■ What you should do ■
Output each record below exactly, leaving any picture out of the copy.
___ Data to process
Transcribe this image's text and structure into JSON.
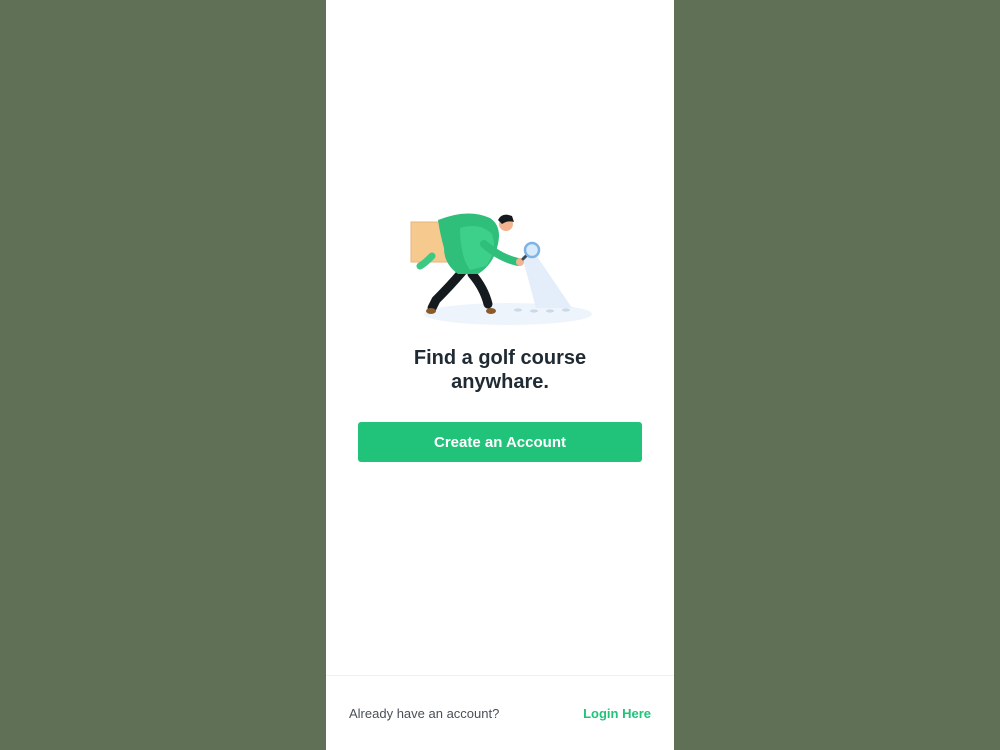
{
  "welcome": {
    "headline_line1": "Find a golf course",
    "headline_line2": "anywhare.",
    "create_account_label": "Create an Account"
  },
  "footer": {
    "prompt": "Already have an account?",
    "login_label": "Login Here"
  },
  "colors": {
    "background": "#5f7057",
    "panel": "#ffffff",
    "accent": "#21c37a",
    "heading": "#1f2a33"
  },
  "icons": {
    "illustration": "person-searching-with-magnifier-illustration"
  }
}
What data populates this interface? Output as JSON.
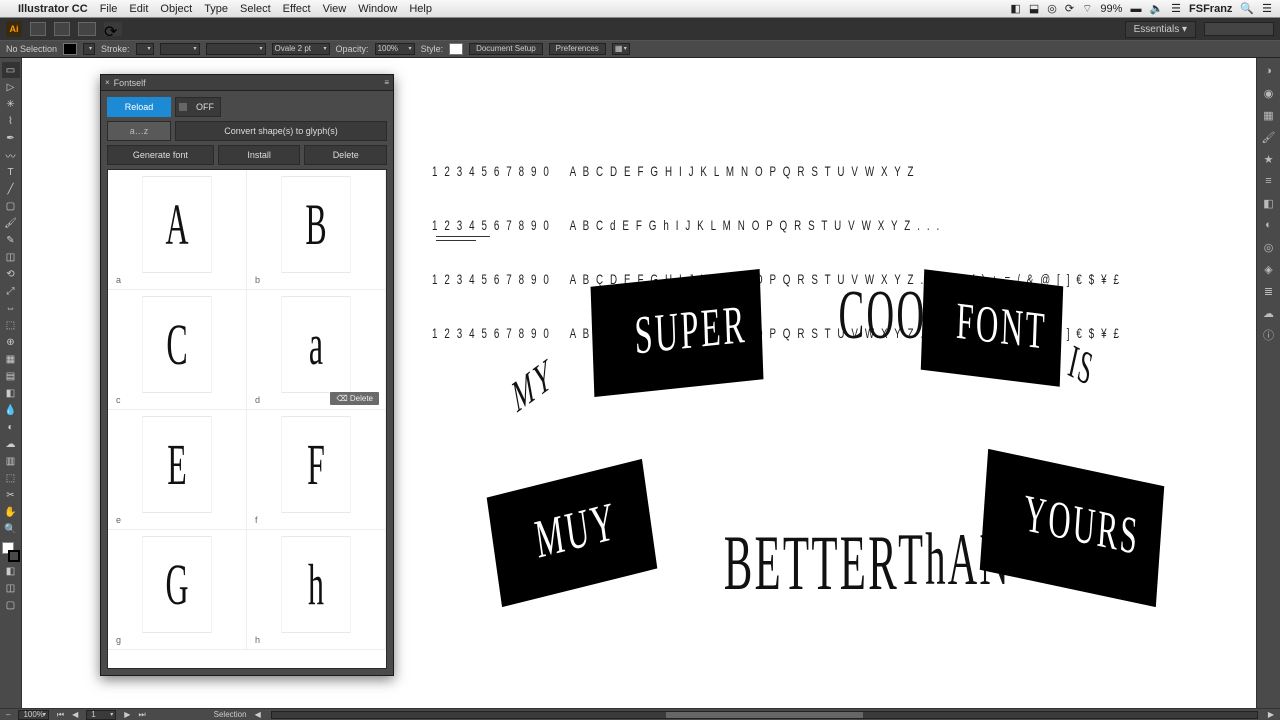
{
  "mac_menu": {
    "app": "Illustrator CC",
    "items": [
      "File",
      "Edit",
      "Object",
      "Type",
      "Select",
      "Effect",
      "View",
      "Window",
      "Help"
    ],
    "status_wifi": "99%",
    "user": "FSFranz"
  },
  "app_bar": {
    "workspace": "Essentials ▾"
  },
  "control": {
    "selection_label": "No Selection",
    "stroke_label": "Stroke:",
    "stroke_preset": "Ovale 2 pt",
    "opacity_label": "Opacity:",
    "opacity_value": "100%",
    "style_label": "Style:",
    "doc_setup": "Document Setup",
    "prefs": "Preferences"
  },
  "fontself": {
    "title": "Fontself",
    "reload": "Reload",
    "toggle": "OFF",
    "range_label": "a…z",
    "convert": "Convert shape(s) to glyph(s)",
    "generate": "Generate font",
    "install": "Install",
    "delete": "Delete",
    "glyphs": [
      {
        "char": "A",
        "label": "a"
      },
      {
        "char": "B",
        "label": "b"
      },
      {
        "char": "C",
        "label": "c"
      },
      {
        "char": "a",
        "label": "d",
        "showDelete": true
      },
      {
        "char": "E",
        "label": "e"
      },
      {
        "char": "F",
        "label": "f"
      },
      {
        "char": "G",
        "label": "g"
      },
      {
        "char": "h",
        "label": "h"
      }
    ],
    "row_delete": "⌫ Delete"
  },
  "artboard": {
    "row1": "1 2 3 4 5 6 7 8 9 0    A B C D E F G H I J K L M N O P Q R S T U V W X Y Z",
    "row2": "1 2 3 4 5 6 7 8 9 0    A B C d E F G h I J K L M N O P Q R S T U V W X Y Z . . .",
    "row3": "1 2 3 4 5 6 7 8 9 0    A B Ç D E F G H I J K L M N O P Q R S T U V W X Y Z . . . ! ? ( ) + = / & @ [ ] € $ ¥ £",
    "row4": "1 2 3 4 5 6 7 8 9 0    A B Ç D E F G H I J K L M N O P Q R S T U V W X Y Z . . . ! ? ( ) + = / & @ [ ] € $ ¥ £",
    "slogan": {
      "my": "MY",
      "super": "SUPER",
      "cool": "COOL",
      "font": "FONT",
      "is": "IS",
      "muy": "MUY",
      "better": "BETTER",
      "than": "ThAN",
      "yours": "YOURS"
    }
  },
  "status": {
    "zoom": "100%",
    "artboard_nav": "1",
    "mode": "Selection"
  }
}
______
■ Exercise response ■
Transcribe this image's text and structure into JSON.
{
  "welcome": {
    "headline_line1": "Find a golf course",
    "headline_line2": "anywhare.",
    "create_account_label": "Create an Account"
  },
  "footer": {
    "prompt": "Already have an account?",
    "login_label": "Login Here"
  },
  "colors": {
    "background": "#5f7057",
    "panel": "#ffffff",
    "accent": "#21c37a",
    "heading": "#1f2a33"
  },
  "icons": {
    "illustration": "person-searching-with-magnifier-illustration"
  }
}
What data populates this interface? Output as JSON.
{
  "mac_menu": {
    "app": "Illustrator CC",
    "items": [
      "File",
      "Edit",
      "Object",
      "Type",
      "Select",
      "Effect",
      "View",
      "Window",
      "Help"
    ],
    "status_wifi": "99%",
    "user": "FSFranz"
  },
  "app_bar": {
    "workspace": "Essentials ▾"
  },
  "control": {
    "selection_label": "No Selection",
    "stroke_label": "Stroke:",
    "stroke_preset": "Ovale 2 pt",
    "opacity_label": "Opacity:",
    "opacity_value": "100%",
    "style_label": "Style:",
    "doc_setup": "Document Setup",
    "prefs": "Preferences"
  },
  "fontself": {
    "title": "Fontself",
    "reload": "Reload",
    "toggle": "OFF",
    "range_label": "a…z",
    "convert": "Convert shape(s) to glyph(s)",
    "generate": "Generate font",
    "install": "Install",
    "delete": "Delete",
    "glyphs": [
      {
        "char": "A",
        "label": "a"
      },
      {
        "char": "B",
        "label": "b"
      },
      {
        "char": "C",
        "label": "c"
      },
      {
        "char": "a",
        "label": "d",
        "showDelete": true
      },
      {
        "char": "E",
        "label": "e"
      },
      {
        "char": "F",
        "label": "f"
      },
      {
        "char": "G",
        "label": "g"
      },
      {
        "char": "h",
        "label": "h"
      }
    ],
    "row_delete": "⌫ Delete"
  },
  "artboard": {
    "row1": "1 2 3 4 5 6 7 8 9 0    A B C D E F G H I J K L M N O P Q R S T U V W X Y Z",
    "row2": "1 2 3 4 5 6 7 8 9 0    A B C d E F G h I J K L M N O P Q R S T U V W X Y Z . . .",
    "row3": "1 2 3 4 5 6 7 8 9 0    A B Ç D E F G H I J K L M N O P Q R S T U V W X Y Z . . . ! ? ( ) + = / & @ [ ] € $ ¥ £",
    "row4": "1 2 3 4 5 6 7 8 9 0    A B Ç D E F G H I J K L M N O P Q R S T U V W X Y Z . . . ! ? ( ) + = / & @ [ ] € $ ¥ £",
    "slogan": {
      "my": "MY",
      "super": "SUPER",
      "cool": "COOL",
      "font": "FONT",
      "is": "IS",
      "muy": "MUY",
      "better": "BETTER",
      "than": "ThAN",
      "yours": "YOURS"
    }
  },
  "status": {
    "zoom": "100%",
    "artboard_nav": "1",
    "mode": "Selection"
  }
}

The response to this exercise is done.